### [Action item]
Return the full listing unchanged, apart from leaving out its images.

### [Source data]

-------------------------

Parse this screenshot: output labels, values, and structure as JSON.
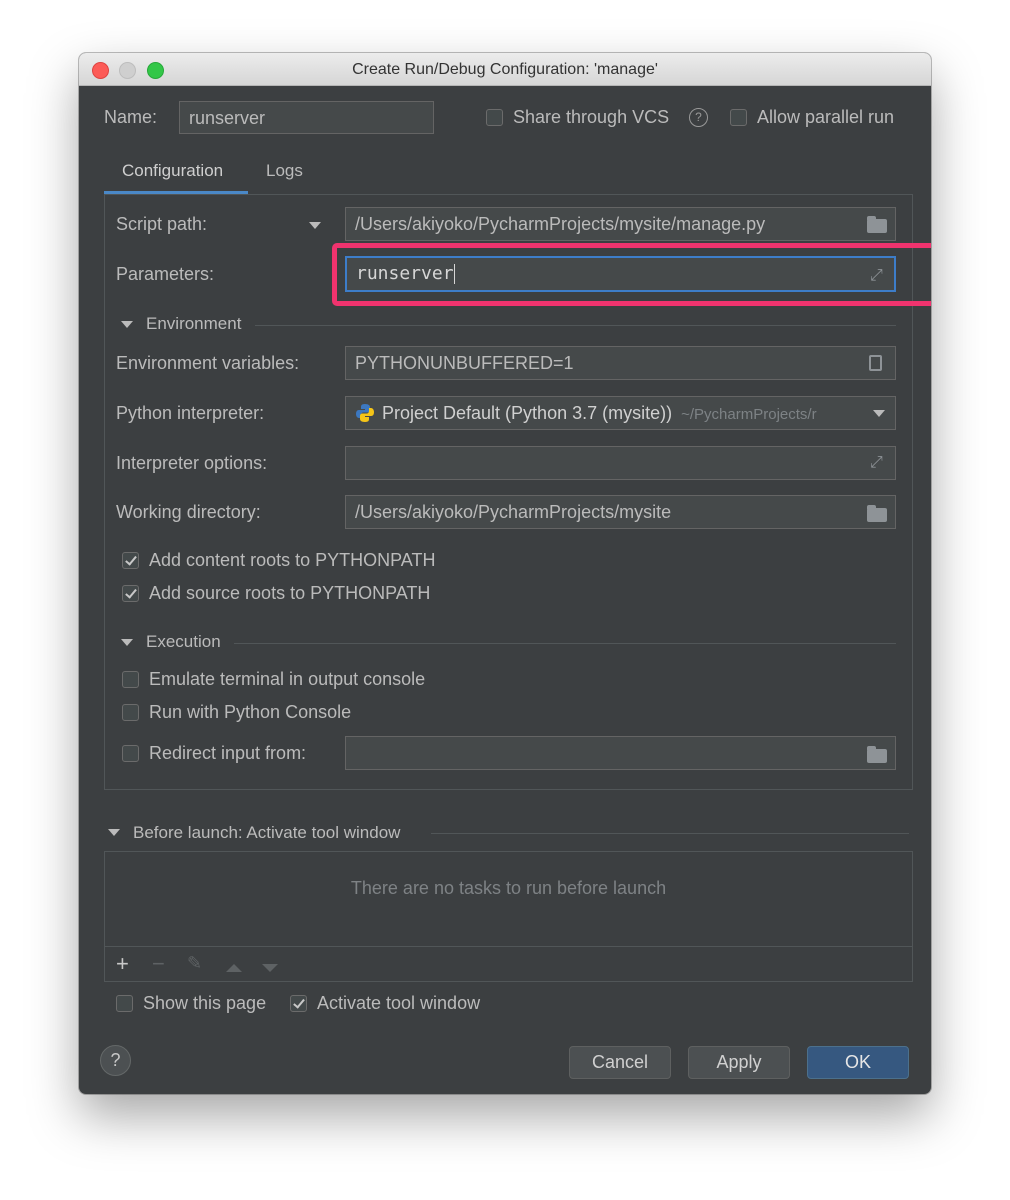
{
  "window": {
    "title": "Create Run/Debug Configuration: 'manage'"
  },
  "header": {
    "name_label": "Name:",
    "name_value": "runserver",
    "share_vcs_label": "Share through VCS",
    "share_vcs_checked": false,
    "allow_parallel_label": "Allow parallel run",
    "allow_parallel_checked": false
  },
  "tabs": [
    {
      "label": "Configuration",
      "active": true
    },
    {
      "label": "Logs",
      "active": false
    }
  ],
  "config": {
    "script_path_label": "Script path:",
    "script_path_value": "/Users/akiyoko/PycharmProjects/mysite/manage.py",
    "parameters_label": "Parameters:",
    "parameters_value": "runserver",
    "environment_section": "Environment",
    "env_vars_label": "Environment variables:",
    "env_vars_value": "PYTHONUNBUFFERED=1",
    "interpreter_label": "Python interpreter:",
    "interpreter_value": "Project Default (Python 3.7 (mysite))",
    "interpreter_path": "~/PycharmProjects/r",
    "interp_options_label": "Interpreter options:",
    "interp_options_value": "",
    "working_dir_label": "Working directory:",
    "working_dir_value": "/Users/akiyoko/PycharmProjects/mysite",
    "add_content_roots_label": "Add content roots to PYTHONPATH",
    "add_content_roots_checked": true,
    "add_source_roots_label": "Add source roots to PYTHONPATH",
    "add_source_roots_checked": true,
    "execution_section": "Execution",
    "emulate_terminal_label": "Emulate terminal in output console",
    "emulate_terminal_checked": false,
    "python_console_label": "Run with Python Console",
    "python_console_checked": false,
    "redirect_input_label": "Redirect input from:",
    "redirect_input_checked": false,
    "redirect_input_value": ""
  },
  "before_launch": {
    "section_label": "Before launch: Activate tool window",
    "empty_text": "There are no tasks to run before launch",
    "show_page_label": "Show this page",
    "show_page_checked": false,
    "activate_tool_label": "Activate tool window",
    "activate_tool_checked": true
  },
  "footer": {
    "help_label": "?",
    "cancel_label": "Cancel",
    "apply_label": "Apply",
    "ok_label": "OK"
  },
  "colors": {
    "dialog_bg": "#3c3f41",
    "field_bg": "#45494a",
    "accent": "#3d7dc9",
    "highlight": "#f0336e",
    "ok_button": "#365880"
  }
}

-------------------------

### [Result for this task]
Parse this screenshot: output labels, values, and structure as JSON.
{
  "window": {
    "title": "Create Run/Debug Configuration: 'manage'"
  },
  "header": {
    "name_label": "Name:",
    "name_value": "runserver",
    "share_vcs_label": "Share through VCS",
    "share_vcs_checked": false,
    "allow_parallel_label": "Allow parallel run",
    "allow_parallel_checked": false
  },
  "tabs": [
    {
      "label": "Configuration",
      "active": true
    },
    {
      "label": "Logs",
      "active": false
    }
  ],
  "config": {
    "script_path_label": "Script path:",
    "script_path_value": "/Users/akiyoko/PycharmProjects/mysite/manage.py",
    "parameters_label": "Parameters:",
    "parameters_value": "runserver",
    "environment_section": "Environment",
    "env_vars_label": "Environment variables:",
    "env_vars_value": "PYTHONUNBUFFERED=1",
    "interpreter_label": "Python interpreter:",
    "interpreter_value": "Project Default (Python 3.7 (mysite))",
    "interpreter_path": "~/PycharmProjects/r",
    "interp_options_label": "Interpreter options:",
    "interp_options_value": "",
    "working_dir_label": "Working directory:",
    "working_dir_value": "/Users/akiyoko/PycharmProjects/mysite",
    "add_content_roots_label": "Add content roots to PYTHONPATH",
    "add_content_roots_checked": true,
    "add_source_roots_label": "Add source roots to PYTHONPATH",
    "add_source_roots_checked": true,
    "execution_section": "Execution",
    "emulate_terminal_label": "Emulate terminal in output console",
    "emulate_terminal_checked": false,
    "python_console_label": "Run with Python Console",
    "python_console_checked": false,
    "redirect_input_label": "Redirect input from:",
    "redirect_input_checked": false,
    "redirect_input_value": ""
  },
  "before_launch": {
    "section_label": "Before launch: Activate tool window",
    "empty_text": "There are no tasks to run before launch",
    "show_page_label": "Show this page",
    "show_page_checked": false,
    "activate_tool_label": "Activate tool window",
    "activate_tool_checked": true
  },
  "footer": {
    "help_label": "?",
    "cancel_label": "Cancel",
    "apply_label": "Apply",
    "ok_label": "OK"
  },
  "colors": {
    "dialog_bg": "#3c3f41",
    "field_bg": "#45494a",
    "accent": "#3d7dc9",
    "highlight": "#f0336e",
    "ok_button": "#365880"
  }
}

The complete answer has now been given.